* **PROBLEM STATEMENT**
Please filter the listing for the string "object" and copy each matching line.

▼

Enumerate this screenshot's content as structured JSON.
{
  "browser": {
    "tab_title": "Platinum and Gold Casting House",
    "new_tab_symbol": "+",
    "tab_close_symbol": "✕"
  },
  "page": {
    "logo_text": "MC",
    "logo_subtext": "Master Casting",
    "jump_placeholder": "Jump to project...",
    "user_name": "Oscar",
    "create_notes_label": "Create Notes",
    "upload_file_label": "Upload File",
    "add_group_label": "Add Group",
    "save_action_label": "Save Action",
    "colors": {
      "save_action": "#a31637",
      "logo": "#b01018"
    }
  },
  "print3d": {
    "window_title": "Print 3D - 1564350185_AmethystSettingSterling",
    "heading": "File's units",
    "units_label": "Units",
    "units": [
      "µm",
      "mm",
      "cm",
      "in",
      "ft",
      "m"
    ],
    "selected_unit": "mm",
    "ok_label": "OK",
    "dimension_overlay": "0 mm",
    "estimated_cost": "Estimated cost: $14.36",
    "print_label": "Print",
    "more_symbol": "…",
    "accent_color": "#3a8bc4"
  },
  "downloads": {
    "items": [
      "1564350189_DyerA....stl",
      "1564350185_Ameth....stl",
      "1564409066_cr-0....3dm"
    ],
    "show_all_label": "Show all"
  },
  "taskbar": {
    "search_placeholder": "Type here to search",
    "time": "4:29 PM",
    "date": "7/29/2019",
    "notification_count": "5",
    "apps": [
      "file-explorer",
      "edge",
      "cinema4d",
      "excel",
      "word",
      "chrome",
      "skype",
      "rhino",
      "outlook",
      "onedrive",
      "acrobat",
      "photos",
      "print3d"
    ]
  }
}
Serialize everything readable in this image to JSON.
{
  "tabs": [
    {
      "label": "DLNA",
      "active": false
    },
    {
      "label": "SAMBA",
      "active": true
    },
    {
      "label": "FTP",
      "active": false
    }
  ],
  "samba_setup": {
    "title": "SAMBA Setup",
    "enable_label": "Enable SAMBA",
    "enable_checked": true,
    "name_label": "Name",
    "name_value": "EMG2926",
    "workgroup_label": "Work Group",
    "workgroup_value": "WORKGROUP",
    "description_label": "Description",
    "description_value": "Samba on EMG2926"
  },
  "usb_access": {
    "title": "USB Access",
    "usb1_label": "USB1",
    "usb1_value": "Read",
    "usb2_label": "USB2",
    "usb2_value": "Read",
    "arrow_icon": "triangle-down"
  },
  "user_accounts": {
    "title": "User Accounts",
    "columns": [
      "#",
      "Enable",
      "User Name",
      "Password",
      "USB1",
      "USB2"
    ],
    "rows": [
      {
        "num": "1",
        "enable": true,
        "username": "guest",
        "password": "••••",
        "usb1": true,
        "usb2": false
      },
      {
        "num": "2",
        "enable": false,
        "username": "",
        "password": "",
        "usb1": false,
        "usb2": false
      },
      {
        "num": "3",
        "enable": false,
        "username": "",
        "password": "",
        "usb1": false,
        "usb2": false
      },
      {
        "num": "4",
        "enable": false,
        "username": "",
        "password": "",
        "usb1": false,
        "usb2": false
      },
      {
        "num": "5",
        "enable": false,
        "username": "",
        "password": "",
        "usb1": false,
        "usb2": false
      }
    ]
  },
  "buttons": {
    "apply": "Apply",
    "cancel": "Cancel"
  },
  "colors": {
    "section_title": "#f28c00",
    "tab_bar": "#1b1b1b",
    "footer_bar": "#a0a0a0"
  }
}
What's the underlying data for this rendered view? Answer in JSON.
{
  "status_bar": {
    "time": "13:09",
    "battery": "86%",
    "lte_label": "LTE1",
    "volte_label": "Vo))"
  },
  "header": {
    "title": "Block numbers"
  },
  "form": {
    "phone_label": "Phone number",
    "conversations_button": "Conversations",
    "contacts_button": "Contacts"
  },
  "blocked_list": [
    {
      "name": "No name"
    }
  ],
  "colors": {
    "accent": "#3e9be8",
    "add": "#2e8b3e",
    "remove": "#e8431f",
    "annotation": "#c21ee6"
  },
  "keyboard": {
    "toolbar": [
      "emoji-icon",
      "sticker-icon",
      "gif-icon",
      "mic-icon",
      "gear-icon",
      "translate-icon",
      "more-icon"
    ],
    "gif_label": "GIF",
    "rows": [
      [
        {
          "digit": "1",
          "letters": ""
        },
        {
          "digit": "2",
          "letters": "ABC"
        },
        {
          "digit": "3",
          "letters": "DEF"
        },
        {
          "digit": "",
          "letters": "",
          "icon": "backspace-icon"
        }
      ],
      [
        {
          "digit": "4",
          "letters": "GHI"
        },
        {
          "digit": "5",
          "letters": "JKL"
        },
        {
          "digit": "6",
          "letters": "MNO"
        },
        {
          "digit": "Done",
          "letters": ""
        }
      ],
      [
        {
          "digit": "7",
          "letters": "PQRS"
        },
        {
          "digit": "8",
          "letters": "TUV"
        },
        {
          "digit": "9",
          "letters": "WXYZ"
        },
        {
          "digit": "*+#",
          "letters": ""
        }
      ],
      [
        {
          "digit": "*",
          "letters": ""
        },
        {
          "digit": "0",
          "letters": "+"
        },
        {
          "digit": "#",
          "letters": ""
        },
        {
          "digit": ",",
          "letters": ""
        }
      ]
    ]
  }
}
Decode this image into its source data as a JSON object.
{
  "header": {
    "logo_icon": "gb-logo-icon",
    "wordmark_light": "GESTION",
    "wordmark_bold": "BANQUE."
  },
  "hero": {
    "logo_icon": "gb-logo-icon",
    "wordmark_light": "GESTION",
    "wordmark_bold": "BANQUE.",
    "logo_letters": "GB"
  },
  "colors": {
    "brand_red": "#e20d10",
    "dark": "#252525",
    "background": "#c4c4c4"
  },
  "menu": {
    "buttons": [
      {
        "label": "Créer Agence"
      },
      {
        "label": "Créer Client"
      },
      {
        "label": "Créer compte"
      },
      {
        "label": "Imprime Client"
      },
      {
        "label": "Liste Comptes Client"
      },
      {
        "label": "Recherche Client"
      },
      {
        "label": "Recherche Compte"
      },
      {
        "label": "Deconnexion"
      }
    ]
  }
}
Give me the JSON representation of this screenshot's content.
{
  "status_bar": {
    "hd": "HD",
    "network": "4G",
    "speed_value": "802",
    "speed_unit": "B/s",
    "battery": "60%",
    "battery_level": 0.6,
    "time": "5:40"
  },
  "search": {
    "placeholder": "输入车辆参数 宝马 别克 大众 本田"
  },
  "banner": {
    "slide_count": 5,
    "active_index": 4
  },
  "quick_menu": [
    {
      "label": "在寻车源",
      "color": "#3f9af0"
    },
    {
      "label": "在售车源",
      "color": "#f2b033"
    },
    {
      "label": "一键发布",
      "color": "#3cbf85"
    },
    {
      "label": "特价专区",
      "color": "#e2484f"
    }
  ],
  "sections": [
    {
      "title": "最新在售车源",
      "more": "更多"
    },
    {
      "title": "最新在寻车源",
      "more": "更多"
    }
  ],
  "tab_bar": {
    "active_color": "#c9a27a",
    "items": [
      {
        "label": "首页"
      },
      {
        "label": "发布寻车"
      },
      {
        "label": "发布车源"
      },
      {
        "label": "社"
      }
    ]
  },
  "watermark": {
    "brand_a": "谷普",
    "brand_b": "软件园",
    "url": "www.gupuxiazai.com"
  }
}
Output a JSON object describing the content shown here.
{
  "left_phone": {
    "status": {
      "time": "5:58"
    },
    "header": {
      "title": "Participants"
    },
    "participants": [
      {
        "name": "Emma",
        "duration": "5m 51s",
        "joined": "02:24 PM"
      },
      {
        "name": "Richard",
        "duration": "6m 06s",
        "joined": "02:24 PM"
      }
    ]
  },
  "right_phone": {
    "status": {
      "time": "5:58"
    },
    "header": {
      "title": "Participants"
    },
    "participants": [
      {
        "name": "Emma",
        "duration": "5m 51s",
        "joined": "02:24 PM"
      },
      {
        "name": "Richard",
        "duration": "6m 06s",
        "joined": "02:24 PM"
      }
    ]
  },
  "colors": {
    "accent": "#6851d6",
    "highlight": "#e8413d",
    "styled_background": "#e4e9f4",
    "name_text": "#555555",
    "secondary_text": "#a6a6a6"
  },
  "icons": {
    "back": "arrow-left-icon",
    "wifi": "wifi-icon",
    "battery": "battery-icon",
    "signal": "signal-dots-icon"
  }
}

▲

* **SOLUTION TO THIS EXERCISE**
Decode this image into its source data as a JSON object.
Output a JSON object describing the content shown here.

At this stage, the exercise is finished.